The best practice is to dispose of the crushed coral and start with new sand, dry or alive. Just spend the little bit of cash now to install a new sandbed and save yourself potentially many nitrate and phosphate problems in the years to come.
It is far easier to remove the crushed coral now than to do it when the aquarium is full of life (and Algae!).
What Is The Best Substrate For A Reef Tank?
There are two main types of substrates available:
- Aragonite from the Florida/Caribbean Areas
- Calcite from the inland USA Areas
This is by far the most popular sand for saltwater aquariums because it is comprised of a type of Calcium Carbonate that will slowly dissolve in a solution of Ph 8.2.
This is important because most reef tanks like to sit at a Ph of around 8.0 – 8.2. As the Aragonite slowly dissolves, it releases Calcium Carbonate into the water which is then consumed by the invertebrates to build their shells and corals like LPS and SPS to build their skeletons.
Calcium Carbonate helps to maintain calcium levels as it dissolves.
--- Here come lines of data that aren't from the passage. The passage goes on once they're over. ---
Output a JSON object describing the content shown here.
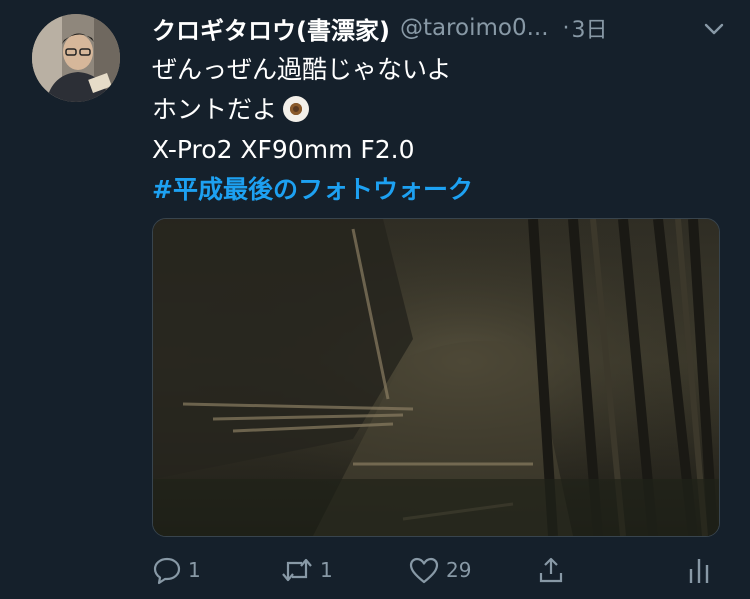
{
  "tweet": {
    "display_name": "クロギタロウ(書漂家)",
    "handle": "@taroimo0...",
    "separator": "·",
    "time": "3日",
    "lines": [
      "ぜんっぜん過酷じゃないよ",
      "ホントだよ",
      "X-Pro2 XF90mm F2.0"
    ],
    "hashtag": "#平成最後のフォトウォーク"
  },
  "actions": {
    "reply_count": "1",
    "retweet_count": "1",
    "like_count": "29"
  },
  "icons": [
    "avatar",
    "chevron-down-icon",
    "eye-emoji-icon",
    "reply-icon",
    "retweet-icon",
    "like-icon",
    "share-icon",
    "analytics-icon"
  ],
  "colors": {
    "background": "#15202b",
    "secondary_text": "#8899a6",
    "hashtag": "#1da1f2"
  }
}
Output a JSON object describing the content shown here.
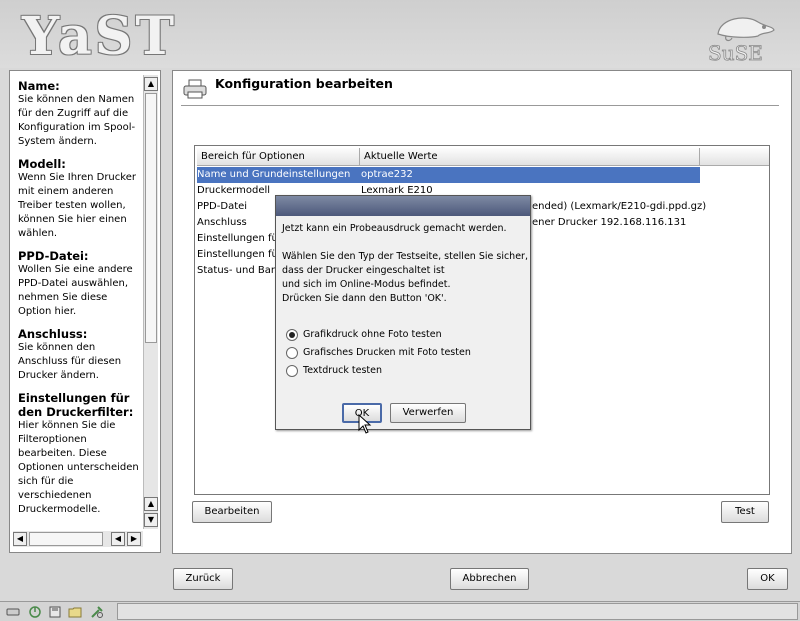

This is also a calcium carbonate-based mineral except it dissolves at a much lower Ph of 7.5. With saltwater aquariums having a much higher Ph this type of substrate will never dissolve. Because it doesn’t dissolve in a saltwater solution of 8.0 you do not get the added benefit of the sand buffering and stabilizing the Ph.
Calcite is used more in freshwater aquariums were a lower Ph is aimed for.
Now you have the information to decide on what type of sand is going to be right for your aquarium the next thing you need to do is calculate how much sand you need to buy.
Click on the button below to go to Marine Depot’s sand bed calculator. It gives you some great information on the types of grain sizes and then calculates how much sand you need to purchase
↓ ↓ It Is A Super Useful Tool!!! ↓ ↓
To help your research you may find the following articles helpful:
- How to Lower Phosphates In Your Saltwater Aquarium
- 12 Ways To Reduce Nitrates In A Saltwater Aquarium
- Saltwater Aquarium Water Change – Your First Time
- How Do You Know When Your Fish Tank Is Cycled?
- What Is A Tank Crash & How To Avoid It
- What Is Live Rock?